Articles | Volume 35, issue 4
Regular paper
26 Jul 2017
Regular paper |  | 26 Jul 2017

Quantification of the total ion transport in the near-Earth plasma sheet

Rikard Slapak, Maria Hamrin, Timo Pitkänen, Masatoshi Yamauchi, Hans Nilsson, Tomas Karlsson, and Audrey Schillings

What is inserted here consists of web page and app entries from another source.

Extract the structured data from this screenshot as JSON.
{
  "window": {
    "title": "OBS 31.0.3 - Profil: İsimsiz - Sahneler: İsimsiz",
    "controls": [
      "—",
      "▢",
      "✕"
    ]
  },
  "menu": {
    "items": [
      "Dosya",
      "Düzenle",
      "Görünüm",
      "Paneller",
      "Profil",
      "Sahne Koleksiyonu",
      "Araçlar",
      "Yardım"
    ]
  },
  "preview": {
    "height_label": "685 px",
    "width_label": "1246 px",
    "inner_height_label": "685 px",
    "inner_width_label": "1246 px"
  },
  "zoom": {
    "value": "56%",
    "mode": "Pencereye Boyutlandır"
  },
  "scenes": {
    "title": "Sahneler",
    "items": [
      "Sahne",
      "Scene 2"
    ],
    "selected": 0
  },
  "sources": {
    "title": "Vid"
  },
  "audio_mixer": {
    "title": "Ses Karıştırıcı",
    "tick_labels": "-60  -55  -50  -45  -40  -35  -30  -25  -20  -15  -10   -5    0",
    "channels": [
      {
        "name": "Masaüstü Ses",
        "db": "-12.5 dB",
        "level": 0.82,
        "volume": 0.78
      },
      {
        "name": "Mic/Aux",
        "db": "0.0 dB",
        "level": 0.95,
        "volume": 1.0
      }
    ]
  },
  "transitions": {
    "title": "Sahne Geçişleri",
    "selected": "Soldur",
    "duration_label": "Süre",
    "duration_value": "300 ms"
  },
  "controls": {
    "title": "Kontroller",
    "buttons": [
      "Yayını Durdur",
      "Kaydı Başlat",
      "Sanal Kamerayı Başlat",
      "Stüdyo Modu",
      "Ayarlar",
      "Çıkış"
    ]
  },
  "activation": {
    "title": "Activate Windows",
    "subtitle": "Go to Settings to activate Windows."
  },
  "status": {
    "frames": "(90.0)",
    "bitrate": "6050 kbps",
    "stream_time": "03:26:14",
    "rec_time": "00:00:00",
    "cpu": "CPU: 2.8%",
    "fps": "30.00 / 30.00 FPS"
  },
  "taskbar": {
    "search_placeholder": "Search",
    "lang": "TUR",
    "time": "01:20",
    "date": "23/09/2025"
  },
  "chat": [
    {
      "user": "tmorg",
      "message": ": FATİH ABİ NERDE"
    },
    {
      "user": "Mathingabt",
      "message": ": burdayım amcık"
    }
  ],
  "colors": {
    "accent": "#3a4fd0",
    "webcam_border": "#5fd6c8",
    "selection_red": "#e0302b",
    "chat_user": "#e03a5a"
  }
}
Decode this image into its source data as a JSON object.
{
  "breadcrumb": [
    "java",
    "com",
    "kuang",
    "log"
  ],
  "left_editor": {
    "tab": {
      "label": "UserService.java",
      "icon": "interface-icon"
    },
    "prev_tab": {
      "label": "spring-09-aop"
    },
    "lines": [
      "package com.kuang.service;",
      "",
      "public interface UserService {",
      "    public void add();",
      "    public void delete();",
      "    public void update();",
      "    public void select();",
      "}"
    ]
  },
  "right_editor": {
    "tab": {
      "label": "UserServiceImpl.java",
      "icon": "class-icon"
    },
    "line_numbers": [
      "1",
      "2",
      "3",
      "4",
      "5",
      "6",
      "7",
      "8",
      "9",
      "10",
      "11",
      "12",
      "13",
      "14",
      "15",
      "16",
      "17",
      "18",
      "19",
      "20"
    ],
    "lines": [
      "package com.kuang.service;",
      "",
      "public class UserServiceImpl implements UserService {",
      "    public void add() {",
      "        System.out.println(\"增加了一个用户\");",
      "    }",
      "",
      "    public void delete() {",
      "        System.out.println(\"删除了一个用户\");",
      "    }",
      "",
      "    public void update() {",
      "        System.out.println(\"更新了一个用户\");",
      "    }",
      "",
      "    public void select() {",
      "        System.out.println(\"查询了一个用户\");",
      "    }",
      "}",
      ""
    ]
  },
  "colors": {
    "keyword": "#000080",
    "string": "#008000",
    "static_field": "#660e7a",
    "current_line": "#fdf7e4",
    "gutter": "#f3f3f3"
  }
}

Abstract. Recent studies strongly suggest that a majority of the observed O+ cusp outflows will eventually escape into the solar wind, rather than be transported to the plasma sheet. Therefore, an investigation of plasma sheet flows will add to these studies and give a more complete picture of magnetospheric ion dynamics. Specifically, it will provide a greater understanding of atmospheric loss. We have used Cluster spacecraft 4 to quantify the H+ and O+ total transports in the near-Earth plasma sheet, using data covering 2001–2005. The results show that both H+ and O+ have earthward net fluxes of the orders of 1026 and 1024 s−1, respectively. The O+ plasma sheet return flux is 1 order of magnitude smaller than the O+ outflows observed in the cusps, strengthening the view that most ionospheric O+ outflows do escape. The H+ return flux is approximately the same as the ionospheric outflow, suggesting a stable budget of H+ in the magnetosphere. However, low-energy H+, not detectable by the ion spectrometer, is not considered in our study, leaving the complete magnetospheric H+ circulation an open question. Studying tailward flows separately reveals a total tailward O+ flux of about 0. 5 × 1025 s−1, which can be considered as a lower limit of the nightside auroral region O+ outflow. Lower velocity flows ( < 100 km s−1) contribute most to the total transports, whereas the high-velocity flows contribute very little, suggesting that bursty bulk flows are not dominant in plasma sheet mass transport.

Short summary
The ion total transports in the near-Earth plasma sheet have been investigated and quantified. Specifically, the net O+ transport is about 1024 s−1 in the earthward direction, which is 1 order of magnitude smaller than the typical O+ ionospheric outflows, strongly indicating that most outflow will eventually escape, leading to significant atmospheric loss. The study also shows that low-velocity flows (< 100 km s−1) dominate the mass transport in the near-Earth plasma sheet.